H1 is one of the five histones - proteins that help to "package" the DNA within chromosomes. All organisms whose cells contain a nucleus - from yeast to humans - have histones in their nuclei. Interest in histones has deepened over the past decade, especially since a growing number of reports indicate that cancer cells often contain unusual patterns of histone modifications.
A chromosome's combination of histone proteins and DNA is referred to as chromatin. Four of the five histones called core histones form protein "spools" around which DNA is tightly wound into a nucleosome; H1 is called a "linker" histone because it binds the DNA between nucleosomes. H1 is thought to help in organizing and compacting the DNA in chromosomes, but questions persist about its actual role.
In previous studies, co-corresponding author Arthur I. Skoultchi, Ph.D., chair and Resnick Professor of Cell Biology at Einstein, showed that H1 is important to an organism's normal development by observing the effects of partially reducing H1 levels in mice. In this study, to assess H1's role in more detail, Dr. Skoultchi and his colleagues looked at what happened in fruit fly larvae when H1 protein within their nuclei was reduced to only 5 percent of normal levels.
The researchers found that H1 is necessary for holding together pericentric heterochromatin, the chromatin region close to the center of each chromosome. In cells in which H1 was depleted, heterochromatin was much more diffuse than normal. In addition, H1 was also found to be important for regulating the expression of those genes that reside in the heterochromatin region of chromosomes.
"We are especially excited about the system we've developed for studying H1 in fruit flies, because it allows us to closely examine H1's role in gene regulation," says Dr. Skoultchi.
Other Einstein researchers involved in the study are co-corresponding author Dmitry V. Fyodorov, assistant professor of cell biology, and Xingwu Lu, Sandeep N. Wontakal, Alexander V. Emelyanov, Patrick Morcillo, and Alexander Y. Konev.
The paper, "Linker Histone H1 Is Essential for Drosophila Development, the Establishment of Pericentric Heterochromatin and a Normal Polytene Chromosome Structure," appeared in Genes in Development advanced online section on February 9, 2009 and in the February 15, 2009 print issue: www.genesdev.cshlp.org
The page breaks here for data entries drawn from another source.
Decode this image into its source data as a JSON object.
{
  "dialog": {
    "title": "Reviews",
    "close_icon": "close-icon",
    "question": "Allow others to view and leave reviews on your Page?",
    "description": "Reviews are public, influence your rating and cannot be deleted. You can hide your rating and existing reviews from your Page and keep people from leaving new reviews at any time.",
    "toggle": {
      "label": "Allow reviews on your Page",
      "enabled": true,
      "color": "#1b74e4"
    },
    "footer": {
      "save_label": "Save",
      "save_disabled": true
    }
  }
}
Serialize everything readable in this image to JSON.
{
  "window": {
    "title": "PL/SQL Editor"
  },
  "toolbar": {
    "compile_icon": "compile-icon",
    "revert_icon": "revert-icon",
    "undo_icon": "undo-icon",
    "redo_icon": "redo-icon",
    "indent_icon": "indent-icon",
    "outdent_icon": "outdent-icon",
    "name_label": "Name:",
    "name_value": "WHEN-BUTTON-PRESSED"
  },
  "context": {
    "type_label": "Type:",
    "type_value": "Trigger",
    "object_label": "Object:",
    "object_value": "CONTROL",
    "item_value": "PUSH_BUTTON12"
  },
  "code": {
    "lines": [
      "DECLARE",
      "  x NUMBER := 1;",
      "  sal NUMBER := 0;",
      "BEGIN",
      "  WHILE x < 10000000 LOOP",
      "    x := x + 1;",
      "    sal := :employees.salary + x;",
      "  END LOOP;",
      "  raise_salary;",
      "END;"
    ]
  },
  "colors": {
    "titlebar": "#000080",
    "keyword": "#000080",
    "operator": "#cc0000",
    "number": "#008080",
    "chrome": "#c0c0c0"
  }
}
About Albert Einstein College of Medicine of Yeshiva University
Albert Einstein College of Medicine of Yeshiva University is one of the nation's premier centers for research, medical education and clinical investigation. It is the home to some 2,000 faculty members, 750 M.D. students, 350 Ph.D. students (including 125 in combined M.D./Ph.D. programs) and 380 postdoctoral investigators. Last year, Einstein received more than $130 million in support from the NIH. This includes the funding of major research centers at Einstein in diabetes, cancer, liver disease, and AIDS. Other areas where the College of Medicine is concentrating its efforts include developmental brain research, neuroscience, cardiac disease, and initiatives to reduce and eliminate ethnic and racial health disparities. Through its extensive affiliation network involving five hospital centers in the Bronx, Manhattan and Long Island - which includes Montefiore Medical Center, Einstein's officially designated University Hospital - the College runs one of the largest post-graduate medical training program in the United States, offering approximately 150 residency programs to more than 2,500 physicians in training. For more information, please visit www.aecom.yu.edu.